A Supermoon, or perigee moon, appears when the full or new moon implements its closest fly-by of the Earth, making it look much greater and brighter than it normally does. When in perigee (the closest point), the moon is 360,000km away from us, about 50,000km closer than when it is at its apogee (the furthest it gets from Earth).
Comparing to the other celestial events, Supermoons are rather common; they generally occur about once a year, though there were three during the last summer, and there will perhaps be around six in 2015.
Full and new moons frequently cause spring tides. Hence, those who live on the coast might experience higher than normal tides throughout these time-periods.

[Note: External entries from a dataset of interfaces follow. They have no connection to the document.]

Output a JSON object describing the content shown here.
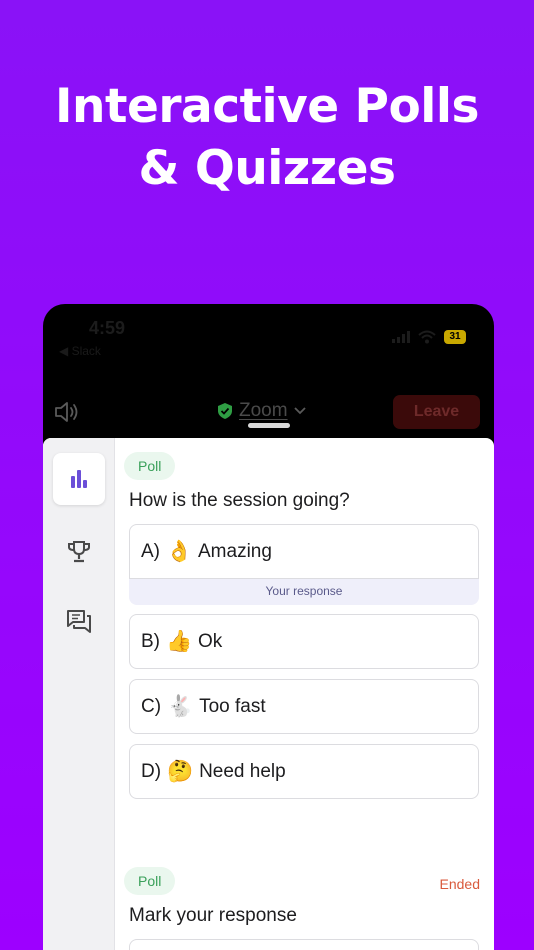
{
  "headline": {
    "line1": "Interactive Polls",
    "line2": "& Quizzes"
  },
  "status_bar": {
    "time": "4:59",
    "back_label": "◀ Slack",
    "battery": "31"
  },
  "call_bar": {
    "app_name": "Zoom",
    "leave_label": "Leave"
  },
  "sidebar": {
    "items": [
      {
        "icon": "bar-chart-icon",
        "active": true
      },
      {
        "icon": "trophy-icon",
        "active": false
      },
      {
        "icon": "chat-icon",
        "active": false
      }
    ]
  },
  "polls": [
    {
      "badge": "Poll",
      "question": "How is the session going?",
      "options": [
        {
          "letter": "A)",
          "emoji": "👌",
          "text": "Amazing",
          "selected": true
        },
        {
          "letter": "B)",
          "emoji": "👍",
          "text": "Ok",
          "selected": false
        },
        {
          "letter": "C)",
          "emoji": "🐇",
          "text": "Too fast",
          "selected": false
        },
        {
          "letter": "D)",
          "emoji": "🤔",
          "text": "Need help",
          "selected": false
        }
      ],
      "response_label": "Your response"
    },
    {
      "badge": "Poll",
      "status": "Ended",
      "question": "Mark your response"
    }
  ],
  "colors": {
    "background": "#9d00ff",
    "badge_bg": "#eaf7ee",
    "badge_text": "#3aa05a",
    "ended": "#d95a3c",
    "accent": "#6b4fd8",
    "shield": "#2f9e44"
  }
}
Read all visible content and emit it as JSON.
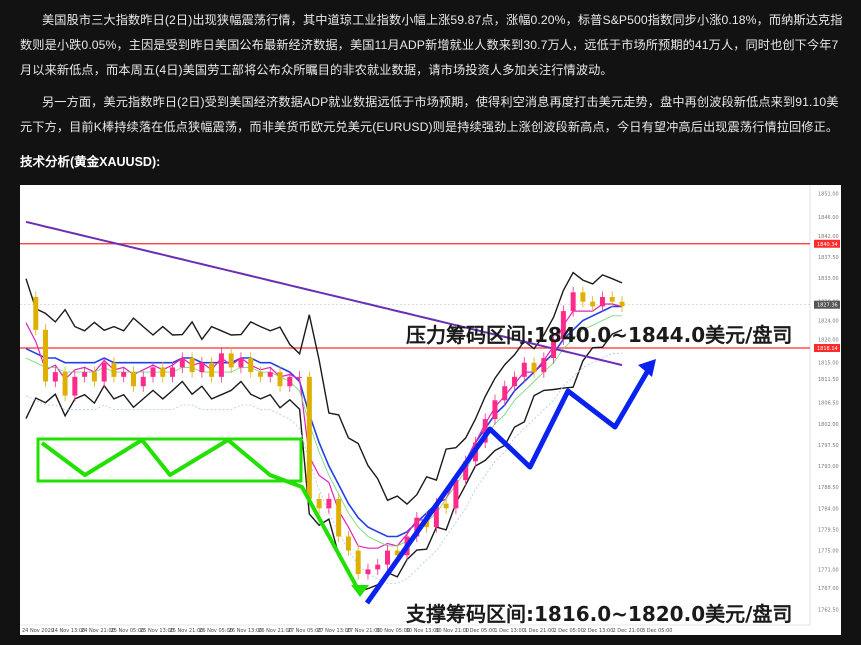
{
  "article": {
    "paragraph1": "美国股市三大指数昨日(2日)出现狭幅震荡行情，其中道琼工业指数小幅上涨59.87点，涨幅0.20%，标普S&P500指数同步小涨0.18%，而纳斯达克指数则是小跌0.05%，主因是受到昨日美国公布最新经济数据，美国11月ADP新增就业人数来到30.7万人，远低于市场所预期的41万人，同时也创下今年7月以来新低点，而本周五(4日)美国劳工部将公布众所瞩目的非农就业数据，请市场投资人多加关注行情波动。",
    "paragraph2": "另一方面，美元指数昨日(2日)受到美国经济数据ADP就业数据远低于市场预期，使得利空消息再度打击美元走势，盘中再创波段新低点来到91.10美元下方，目前K棒持续落在低点狭幅震荡，而非美货币欧元兑美元(EURUSD)则是持续强劲上涨创波段新高点，今日有望冲高后出现震荡行情拉回修正。",
    "section_title": "技术分析(黄金XAUUSD):"
  },
  "chart": {
    "annotation_resistance": "压力筹码区间:1840.0~1844.0美元/盘司",
    "annotation_support": "支撑筹码区间:1816.0~1820.0美元/盘司",
    "colors": {
      "background": "#ffffff",
      "resistance_line": "#ff2b2b",
      "ma_long": "#6a2fb5",
      "bollinger": "#1a1a1a",
      "range_box": "#22e000",
      "up_arrows": "#0a22f0",
      "candle_up": "#ff2a8a",
      "candle_down": "#e0b000"
    },
    "icons": [
      "range-box",
      "down-arrow-green",
      "up-arrow-blue"
    ]
  },
  "chart_data": {
    "type": "candlestick",
    "instrument": "XAUUSD",
    "price_labels": [
      "1851.00",
      "1846.00",
      "1842.00",
      "1837.50",
      "1833.00",
      "1828.00",
      "1824.00",
      "1820.00",
      "1815.00",
      "1811.50",
      "1806.50",
      "1802.00",
      "1797.50",
      "1793.00",
      "1788.50",
      "1784.00",
      "1779.50",
      "1775.00",
      "1771.00",
      "1767.00",
      "1762.50"
    ],
    "current_price_label": "1827.36",
    "resistance_price_label": "1840.34",
    "support_price_label": "1818.14",
    "x_tick_labels": [
      "24 Nov 2020",
      "24 Nov 13:00",
      "24 Nov 21:00",
      "25 Nov 05:00",
      "25 Nov 13:00",
      "25 Nov 21:00",
      "26 Nov 05:00",
      "26 Nov 13:00",
      "26 Nov 21:00",
      "27 Nov 05:00",
      "27 Nov 13:00",
      "27 Nov 21:00",
      "30 Nov 05:00",
      "30 Nov 13:00",
      "30 Nov 21:00",
      "1 Dec 05:00",
      "1 Dec 13:00",
      "1 Dec 21:00",
      "2 Dec 05:00",
      "2 Dec 13:00",
      "2 Dec 21:00",
      "3 Dec 05:00"
    ],
    "ylim": [
      1760,
      1852
    ],
    "series": [
      {
        "values": [
          1829,
          1822,
          1811,
          1813,
          1808,
          1812,
          1813,
          1811,
          1815,
          1812,
          1813,
          1810,
          1812,
          1814,
          1812,
          1814,
          1816,
          1813,
          1815,
          1812,
          1817,
          1814,
          1816,
          1813,
          1812,
          1813,
          1810,
          1812,
          1812,
          1786,
          1784,
          1786,
          1778,
          1775,
          1770,
          1771,
          1772,
          1775,
          1774,
          1778,
          1782,
          1780,
          1785,
          1784,
          1790,
          1794,
          1798,
          1803,
          1807,
          1810,
          1812,
          1815,
          1813,
          1816,
          1820,
          1826,
          1830,
          1828,
          1827,
          1829,
          1828,
          1827
        ]
      },
      {
        "values": [
          1818,
          1817,
          1816,
          1816,
          1815,
          1815,
          1815,
          1815,
          1816,
          1815,
          1815,
          1815,
          1815,
          1815,
          1815,
          1815,
          1816,
          1816,
          1815,
          1815,
          1815,
          1815,
          1816,
          1816,
          1815,
          1815,
          1814,
          1813,
          1811,
          1804,
          1798,
          1793,
          1789,
          1785,
          1782,
          1780,
          1779,
          1778,
          1778,
          1779,
          1781,
          1783,
          1785,
          1788,
          1791,
          1794,
          1798,
          1801,
          1804,
          1806,
          1809,
          1811,
          1813,
          1815,
          1817,
          1820,
          1822,
          1824,
          1825,
          1826,
          1827,
          1827
        ]
      },
      {
        "values": [
          1845,
          1844.5,
          1844,
          1843.5,
          1843,
          1842.5,
          1842,
          1841.5,
          1841,
          1840.5,
          1840,
          1839.5,
          1839,
          1838.5,
          1838,
          1837.5,
          1837,
          1836.5,
          1836,
          1835.5,
          1835,
          1834.5,
          1834,
          1833.5,
          1833,
          1832.5,
          1832,
          1831.5,
          1831,
          1830.5,
          1830,
          1829.5,
          1829,
          1828.5,
          1828,
          1827.5,
          1827,
          1826.5,
          1826,
          1825.5,
          1825,
          1824.5,
          1824,
          1823.5,
          1823,
          1822.5,
          1822,
          1821.5,
          1821,
          1820.5,
          1820,
          1819.5,
          1819,
          1818.5,
          1818,
          1817.5,
          1817,
          1816.5,
          1816,
          1815.5,
          1815,
          1814.5
        ]
      }
    ]
  }
}
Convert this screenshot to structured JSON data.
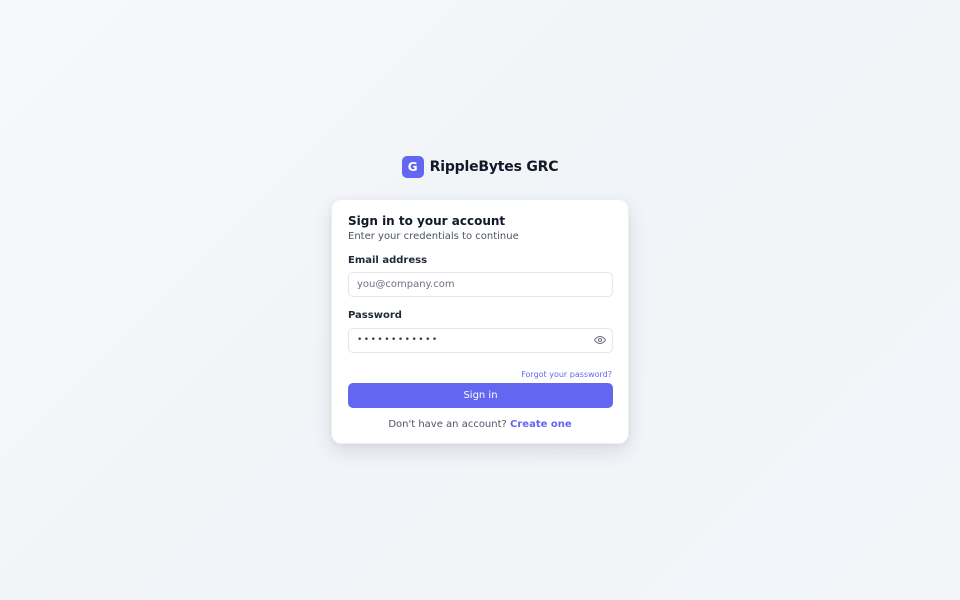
{
  "brand": {
    "logo_letter": "G",
    "name": "RippleBytes GRC",
    "accent_color": "#6366f1"
  },
  "card": {
    "title": "Sign in to your account",
    "subtitle": "Enter your credentials to continue"
  },
  "form": {
    "email": {
      "label": "Email address",
      "placeholder": "you@company.com",
      "value": ""
    },
    "password": {
      "label": "Password",
      "value": "••••••••••••",
      "toggle_icon": "eye-icon"
    },
    "forgot_label": "Forgot your password?",
    "submit_label": "Sign in"
  },
  "signup": {
    "prompt": "Don't have an account?",
    "link_label": "Create one"
  }
}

For centuries, legends have held that full moons, as well as Supermoons make people lose their minds. Full moons have been associated in popular culture with a rise in suicides and even epileptic seizures. Although there is a little scientific evidence backing such beliefs up, the moon is a powerful body; as mentioned above, its gravity tugs on our oceans controlling tides, and its light thought to impact ancient animal behaviors. This can to some extent explain the strange phenomena, such as lunacy, sleep deprivation, deviant behavior, etc. observed during the Supermoons.